---------- Exercise material

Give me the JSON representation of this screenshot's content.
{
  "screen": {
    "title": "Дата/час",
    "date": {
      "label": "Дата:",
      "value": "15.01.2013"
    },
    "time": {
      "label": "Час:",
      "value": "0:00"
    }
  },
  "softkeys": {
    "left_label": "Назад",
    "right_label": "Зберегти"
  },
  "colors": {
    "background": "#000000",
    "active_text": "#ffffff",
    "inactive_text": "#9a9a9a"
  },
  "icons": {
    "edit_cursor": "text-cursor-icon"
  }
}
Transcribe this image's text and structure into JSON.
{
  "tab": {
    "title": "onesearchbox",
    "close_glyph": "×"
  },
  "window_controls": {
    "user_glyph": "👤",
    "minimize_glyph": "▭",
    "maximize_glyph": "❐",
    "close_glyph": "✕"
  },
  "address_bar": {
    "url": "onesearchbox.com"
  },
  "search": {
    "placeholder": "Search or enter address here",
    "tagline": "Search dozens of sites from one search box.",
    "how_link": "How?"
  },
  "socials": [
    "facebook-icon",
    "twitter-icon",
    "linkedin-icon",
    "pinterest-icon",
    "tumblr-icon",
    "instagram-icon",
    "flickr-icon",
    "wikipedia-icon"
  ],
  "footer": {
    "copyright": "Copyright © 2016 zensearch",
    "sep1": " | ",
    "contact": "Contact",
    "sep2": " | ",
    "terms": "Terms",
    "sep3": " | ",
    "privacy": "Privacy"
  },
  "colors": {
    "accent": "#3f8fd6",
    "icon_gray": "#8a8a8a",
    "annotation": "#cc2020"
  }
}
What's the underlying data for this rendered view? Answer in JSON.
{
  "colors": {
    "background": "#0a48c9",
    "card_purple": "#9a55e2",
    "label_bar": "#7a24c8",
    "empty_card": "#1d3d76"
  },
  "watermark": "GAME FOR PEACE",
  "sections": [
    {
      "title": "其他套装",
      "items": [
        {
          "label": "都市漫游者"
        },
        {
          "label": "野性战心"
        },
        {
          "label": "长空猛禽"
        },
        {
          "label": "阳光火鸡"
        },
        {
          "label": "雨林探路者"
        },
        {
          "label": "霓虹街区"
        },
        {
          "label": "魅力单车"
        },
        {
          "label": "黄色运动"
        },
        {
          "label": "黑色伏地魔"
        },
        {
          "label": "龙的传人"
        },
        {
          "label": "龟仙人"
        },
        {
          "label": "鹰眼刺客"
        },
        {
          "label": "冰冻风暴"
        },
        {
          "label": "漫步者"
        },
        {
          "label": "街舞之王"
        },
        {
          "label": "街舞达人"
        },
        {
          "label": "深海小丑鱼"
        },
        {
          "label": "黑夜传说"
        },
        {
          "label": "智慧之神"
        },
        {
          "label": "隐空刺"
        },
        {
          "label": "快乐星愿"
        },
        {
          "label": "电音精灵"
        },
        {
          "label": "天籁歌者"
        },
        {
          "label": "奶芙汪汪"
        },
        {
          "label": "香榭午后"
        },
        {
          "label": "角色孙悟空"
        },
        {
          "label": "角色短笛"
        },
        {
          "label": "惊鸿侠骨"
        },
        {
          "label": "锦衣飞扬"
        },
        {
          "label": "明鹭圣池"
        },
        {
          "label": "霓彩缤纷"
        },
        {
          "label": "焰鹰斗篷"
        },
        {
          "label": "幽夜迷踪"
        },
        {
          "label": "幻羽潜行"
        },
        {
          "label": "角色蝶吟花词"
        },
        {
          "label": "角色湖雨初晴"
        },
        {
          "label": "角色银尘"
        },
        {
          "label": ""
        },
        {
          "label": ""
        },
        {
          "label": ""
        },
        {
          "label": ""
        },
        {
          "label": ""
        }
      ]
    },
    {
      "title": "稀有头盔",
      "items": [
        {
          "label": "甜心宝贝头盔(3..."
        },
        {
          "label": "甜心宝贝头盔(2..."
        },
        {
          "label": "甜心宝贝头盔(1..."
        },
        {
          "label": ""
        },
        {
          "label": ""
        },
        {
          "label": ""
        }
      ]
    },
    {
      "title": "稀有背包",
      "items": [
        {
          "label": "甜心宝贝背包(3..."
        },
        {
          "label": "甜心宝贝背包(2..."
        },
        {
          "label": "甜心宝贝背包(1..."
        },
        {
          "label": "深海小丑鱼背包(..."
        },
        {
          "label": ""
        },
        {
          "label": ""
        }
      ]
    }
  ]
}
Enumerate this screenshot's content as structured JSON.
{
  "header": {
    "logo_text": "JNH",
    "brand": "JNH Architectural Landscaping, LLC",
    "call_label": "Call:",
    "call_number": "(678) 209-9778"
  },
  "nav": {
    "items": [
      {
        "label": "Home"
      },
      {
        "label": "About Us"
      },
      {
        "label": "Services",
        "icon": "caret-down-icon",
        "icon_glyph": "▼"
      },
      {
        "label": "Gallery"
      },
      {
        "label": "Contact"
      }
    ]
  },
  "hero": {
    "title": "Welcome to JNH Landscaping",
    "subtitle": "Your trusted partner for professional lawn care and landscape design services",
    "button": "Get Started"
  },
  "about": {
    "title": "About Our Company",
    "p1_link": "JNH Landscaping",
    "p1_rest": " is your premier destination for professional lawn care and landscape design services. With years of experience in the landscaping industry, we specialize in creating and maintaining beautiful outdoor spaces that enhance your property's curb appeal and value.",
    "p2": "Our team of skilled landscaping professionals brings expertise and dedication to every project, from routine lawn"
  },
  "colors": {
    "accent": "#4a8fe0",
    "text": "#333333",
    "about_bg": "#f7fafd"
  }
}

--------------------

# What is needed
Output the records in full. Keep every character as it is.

# Task solution
Give me the JSON representation of this screenshot's content.
{
  "screen": {
    "title": "Дата/час",
    "date": {
      "label": "Дата:",
      "value": "15.01.2013"
    },
    "time": {
      "label": "Час:",
      "value": "0:00"
    }
  },
  "softkeys": {
    "left_label": "Назад",
    "right_label": "Зберегти"
  },
  "colors": {
    "background": "#000000",
    "active_text": "#ffffff",
    "inactive_text": "#9a9a9a"
  },
  "icons": {
    "edit_cursor": "text-cursor-icon"
  }
}
Transcribe this image's text and structure into JSON.
{
  "tab": {
    "title": "onesearchbox",
    "close_glyph": "×"
  },
  "window_controls": {
    "user_glyph": "👤",
    "minimize_glyph": "▭",
    "maximize_glyph": "❐",
    "close_glyph": "✕"
  },
  "address_bar": {
    "url": "onesearchbox.com"
  },
  "search": {
    "placeholder": "Search or enter address here",
    "tagline": "Search dozens of sites from one search box.",
    "how_link": "How?"
  },
  "socials": [
    "facebook-icon",
    "twitter-icon",
    "linkedin-icon",
    "pinterest-icon",
    "tumblr-icon",
    "instagram-icon",
    "flickr-icon",
    "wikipedia-icon"
  ],
  "footer": {
    "copyright": "Copyright © 2016 zensearch",
    "sep1": " | ",
    "contact": "Contact",
    "sep2": " | ",
    "terms": "Terms",
    "sep3": " | ",
    "privacy": "Privacy"
  },
  "colors": {
    "accent": "#3f8fd6",
    "icon_gray": "#8a8a8a",
    "annotation": "#cc2020"
  }
}
What's the underlying data for this rendered view? Answer in JSON.
{
  "colors": {
    "background": "#0a48c9",
    "card_purple": "#9a55e2",
    "label_bar": "#7a24c8",
    "empty_card": "#1d3d76"
  },
  "watermark": "GAME FOR PEACE",
  "sections": [
    {
      "title": "其他套装",
      "items": [
        {
          "label": "都市漫游者"
        },
        {
          "label": "野性战心"
        },
        {
          "label": "长空猛禽"
        },
        {
          "label": "阳光火鸡"
        },
        {
          "label": "雨林探路者"
        },
        {
          "label": "霓虹街区"
        },
        {
          "label": "魅力单车"
        },
        {
          "label": "黄色运动"
        },
        {
          "label": "黑色伏地魔"
        },
        {
          "label": "龙的传人"
        },
        {
          "label": "龟仙人"
        },
        {
          "label": "鹰眼刺客"
        },
        {
          "label": "冰冻风暴"
        },
        {
          "label": "漫步者"
        },
        {
          "label": "街舞之王"
        },
        {
          "label": "街舞达人"
        },
        {
          "label": "深海小丑鱼"
        },
        {
          "label": "黑夜传说"
        },
        {
          "label": "智慧之神"
        },
        {
          "label": "隐空刺"
        },
        {
          "label": "快乐星愿"
        },
        {
          "label": "电音精灵"
        },
        {
          "label": "天籁歌者"
        },
        {
          "label": "奶芙汪汪"
        },
        {
          "label": "香榭午后"
        },
        {
          "label": "角色孙悟空"
        },
        {
          "label": "角色短笛"
        },
        {
          "label": "惊鸿侠骨"
        },
        {
          "label": "锦衣飞扬"
        },
        {
          "label": "明鹭圣池"
        },
        {
          "label": "霓彩缤纷"
        },
        {
          "label": "焰鹰斗篷"
        },
        {
          "label": "幽夜迷踪"
        },
        {
          "label": "幻羽潜行"
        },
        {
          "label": "角色蝶吟花词"
        },
        {
          "label": "角色湖雨初晴"
        },
        {
          "label": "角色银尘"
        },
        {
          "label": ""
        },
        {
          "label": ""
        },
        {
          "label": ""
        },
        {
          "label": ""
        },
        {
          "label": ""
        }
      ]
    },
    {
      "title": "稀有头盔",
      "items": [
        {
          "label": "甜心宝贝头盔(3..."
        },
        {
          "label": "甜心宝贝头盔(2..."
        },
        {
          "label": "甜心宝贝头盔(1..."
        },
        {
          "label": ""
        },
        {
          "label": ""
        },
        {
          "label": ""
        }
      ]
    },
    {
      "title": "稀有背包",
      "items": [
        {
          "label": "甜心宝贝背包(3..."
        },
        {
          "label": "甜心宝贝背包(2..."
        },
        {
          "label": "甜心宝贝背包(1..."
        },
        {
          "label": "深海小丑鱼背包(..."
        },
        {
          "label": ""
        },
        {
          "label": ""
        }
      ]
    }
  ]
}
Enumerate this screenshot's content as structured JSON.
{
  "header": {
    "logo_text": "JNH",
    "brand": "JNH Architectural Landscaping, LLC",
    "call_label": "Call:",
    "call_number": "(678) 209-9778"
  },
  "nav": {
    "items": [
      {
        "label": "Home"
      },
      {
        "label": "About Us"
      },
      {
        "label": "Services",
        "icon": "caret-down-icon",
        "icon_glyph": "▼"
      },
      {
        "label": "Gallery"
      },
      {
        "label": "Contact"
      }
    ]
  },
  "hero": {
    "title": "Welcome to JNH Landscaping",
    "subtitle": "Your trusted partner for professional lawn care and landscape design services",
    "button": "Get Started"
  },
  "about": {
    "title": "About Our Company",
    "p1_link": "JNH Landscaping",
    "p1_rest": " is your premier destination for professional lawn care and landscape design services. With years of experience in the landscaping industry, we specialize in creating and maintaining beautiful outdoor spaces that enhance your property's curb appeal and value.",
    "p2": "Our team of skilled landscaping professionals brings expertise and dedication to every project, from routine lawn"
  },
  "colors": {
    "accent": "#4a8fe0",
    "text": "#333333",
    "about_bg": "#f7fafd"
  }
}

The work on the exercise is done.